### Work request
For this task, output every entry below exactly and omit the pictures.

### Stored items
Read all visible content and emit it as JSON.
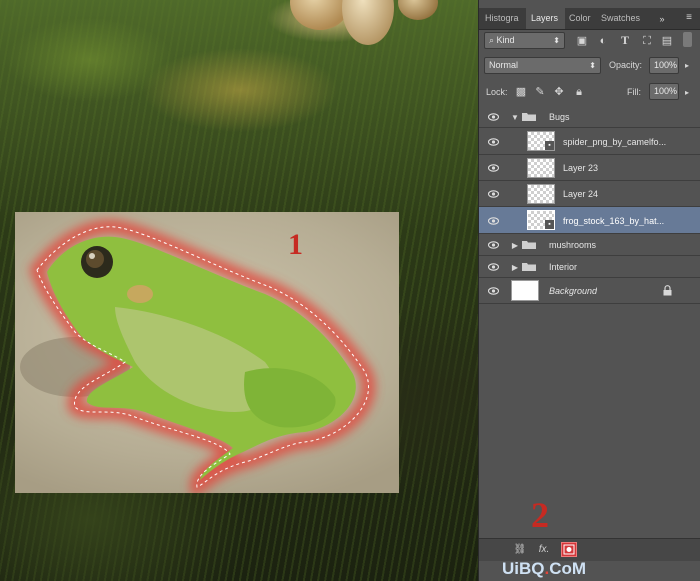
{
  "panel": {
    "tabs": [
      {
        "label": "Histogra",
        "active": false
      },
      {
        "label": "Layers",
        "active": true
      },
      {
        "label": "Color",
        "active": false
      },
      {
        "label": "Swatches",
        "active": false
      }
    ],
    "filter": {
      "kind_label": "Kind"
    },
    "blend_mode": "Normal",
    "opacity": {
      "label": "Opacity:",
      "value": "100%"
    },
    "lock": {
      "label": "Lock:"
    },
    "fill": {
      "label": "Fill:",
      "value": "100%"
    },
    "layers": [
      {
        "name": "Bugs",
        "type": "group",
        "expanded": true,
        "selected": false
      },
      {
        "name": "spider_png_by_camelfo...",
        "type": "smart-object",
        "selected": false
      },
      {
        "name": "Layer 23",
        "type": "layer",
        "selected": false
      },
      {
        "name": "Layer 24",
        "type": "layer",
        "selected": false
      },
      {
        "name": "frog_stock_163_by_hat...",
        "type": "smart-object",
        "selected": true
      },
      {
        "name": "mushrooms",
        "type": "group",
        "expanded": false,
        "selected": false
      },
      {
        "name": "Interior",
        "type": "group",
        "expanded": false,
        "selected": false
      },
      {
        "name": "Background",
        "type": "background",
        "selected": false,
        "locked": true
      }
    ],
    "bottom_icons": [
      "link-icon",
      "fx-icon",
      "add-mask-icon"
    ],
    "bottom_fx_label": "fx."
  },
  "annotations": {
    "step1": "1",
    "step2": "2"
  },
  "watermark": {
    "text_prefix": "UiBQ",
    "text_dot": ".",
    "text_suffix": "CoM"
  },
  "colors": {
    "panel_bg": "#535353",
    "selected_layer": "#677a97",
    "annotation_red": "#c62a22",
    "selection_glow": "#e2473c"
  }
}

### Your solution
Read all visible content and emit it as JSON.
{
  "panel": {
    "tabs": [
      {
        "label": "Histogra",
        "active": false
      },
      {
        "label": "Layers",
        "active": true
      },
      {
        "label": "Color",
        "active": false
      },
      {
        "label": "Swatches",
        "active": false
      }
    ],
    "filter": {
      "kind_label": "Kind"
    },
    "blend_mode": "Normal",
    "opacity": {
      "label": "Opacity:",
      "value": "100%"
    },
    "lock": {
      "label": "Lock:"
    },
    "fill": {
      "label": "Fill:",
      "value": "100%"
    },
    "layers": [
      {
        "name": "Bugs",
        "type": "group",
        "expanded": true,
        "selected": false
      },
      {
        "name": "spider_png_by_camelfo...",
        "type": "smart-object",
        "selected": false
      },
      {
        "name": "Layer 23",
        "type": "layer",
        "selected": false
      },
      {
        "name": "Layer 24",
        "type": "layer",
        "selected": false
      },
      {
        "name": "frog_stock_163_by_hat...",
        "type": "smart-object",
        "selected": true
      },
      {
        "name": "mushrooms",
        "type": "group",
        "expanded": false,
        "selected": false
      },
      {
        "name": "Interior",
        "type": "group",
        "expanded": false,
        "selected": false
      },
      {
        "name": "Background",
        "type": "background",
        "selected": false,
        "locked": true
      }
    ],
    "bottom_icons": [
      "link-icon",
      "fx-icon",
      "add-mask-icon"
    ],
    "bottom_fx_label": "fx."
  },
  "annotations": {
    "step1": "1",
    "step2": "2"
  },
  "watermark": {
    "text_prefix": "UiBQ",
    "text_dot": ".",
    "text_suffix": "CoM"
  },
  "colors": {
    "panel_bg": "#535353",
    "selected_layer": "#677a97",
    "annotation_red": "#c62a22",
    "selection_glow": "#e2473c"
  }
}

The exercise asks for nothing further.